Freight+Volume is pleased to announce Charles Platt's new solo exhibition, encrypted messages. The exhibition showcases Platt's extensive body of collage work, a practice that he maintains parallel to his career as an architect. Integrating found objects, particularly clothing, which are transformed and restructured, his collages are both formally dynamic and suggestive of an elusive, interior narrative.
As the artist tells it, he started making his collages in 1959, when he abandoned an oil canvas in the fall and returned in the spring to find a pair of workman’s overalls hanging on it. This became his first serious collage work, The Hired Man. The found materials in Platt’s work thus have held a dual function of providing a formal groundwork as well as content. Everyday objects, no matter how banal, carry a wide array of associations, and possess the ability to evoke powerful responses in the viewer.

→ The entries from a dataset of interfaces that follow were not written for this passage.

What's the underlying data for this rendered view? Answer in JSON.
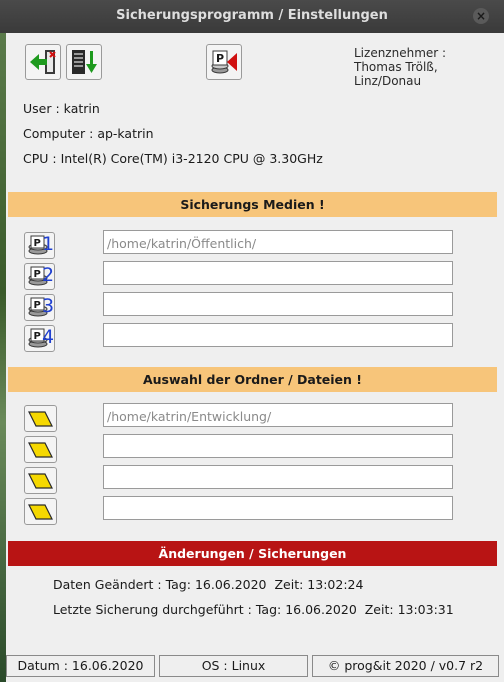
{
  "window": {
    "title": "Sicherungsprogramm / Einstellungen",
    "close_glyph": "×"
  },
  "toolbar": {
    "buttons": [
      {
        "icon": "exit-arrow-icon"
      },
      {
        "icon": "save-list-icon"
      },
      {
        "icon": "backup-run-icon"
      }
    ]
  },
  "licence": {
    "label": "Lizenznehmer :",
    "holder": "Thomas Trölß, Linz/Donau"
  },
  "system": {
    "user_label": "User :",
    "user": "katrin",
    "computer_label": "Computer :",
    "computer": "ap-katrin",
    "cpu_label": "CPU :",
    "cpu": "Intel(R) Core(TM) i3-2120 CPU @ 3.30GHz"
  },
  "media": {
    "heading": "Sicherungs Medien !",
    "items": [
      {
        "number": "1",
        "path": "/home/katrin/Öffentlich/"
      },
      {
        "number": "2",
        "path": ""
      },
      {
        "number": "3",
        "path": ""
      },
      {
        "number": "4",
        "path": ""
      }
    ]
  },
  "folders": {
    "heading": "Auswahl der Ordner / Dateien !",
    "items": [
      {
        "path": "/home/katrin/Entwicklung/"
      },
      {
        "path": ""
      },
      {
        "path": ""
      },
      {
        "path": ""
      }
    ]
  },
  "changes": {
    "heading": "Änderungen / Sicherungen",
    "changed_label": "Daten Geändert :",
    "changed_date_label": "Tag:",
    "changed_date": "16.06.2020",
    "changed_time_label": "Zeit:",
    "changed_time": "13:02:24",
    "backup_label": "Letzte Sicherung durchgeführt :",
    "backup_date_label": "Tag:",
    "backup_date": "16.06.2020",
    "backup_time_label": "Zeit:",
    "backup_time": "13:03:31"
  },
  "status": {
    "date": "Datum : 16.06.2020",
    "os": "OS : Linux",
    "copyright": "© prog&it 2020 / v0.7 r2"
  },
  "colors": {
    "section_bar": "#f7c57a",
    "changes_bar": "#b81414",
    "media_number": "#2040d0",
    "folder_icon": "#f5d800"
  }
}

Platt's work exploits both these facets; his dissection of common objects yields a host of novel forms, which he organizes into tautly constructed arrangements. His juxtaposition of clothing and personal effects with abstract backgrounds conjures an almost uncanny sense of disconnection between fact and fiction. Platt's handling of the found materials that form his collages reflects his architectural training. Clothing and shoes, persistent motifs in his oeuvre, are cut open to reveal their surprisingly complex internal structures, and these inner frameworks in turn define the compositions as a whole. These collages have the ability to function as portraits, as with Tom, where an arrangement of flayed open shirts evokes the ghostly presence of the implied owner.
Platt also applies this constructive sensibility to a remarkable variety of other objects, from wallets and travel bags to wire coat hangers and measuring tapes. His series of deconstructed wallets and purses paint a portrait of the instruments of travel and the lives they contain. Other of his works, such as Double Diptych, use preexisting materials as a formal building blocks in abstract assemblages.
Charles Platt graduated from Harvard College and the Graduate School of Design at Harvard, and studied painting at the Art Students League of New York and the Boston Museum School. Platt has been a practicing architect since 1960, and is currently a partner at Platt Byard Dovell White Architects, LLP. His firm has received many design awards and his work has been published around the world. Platt has had two solo exhibitions of his collages.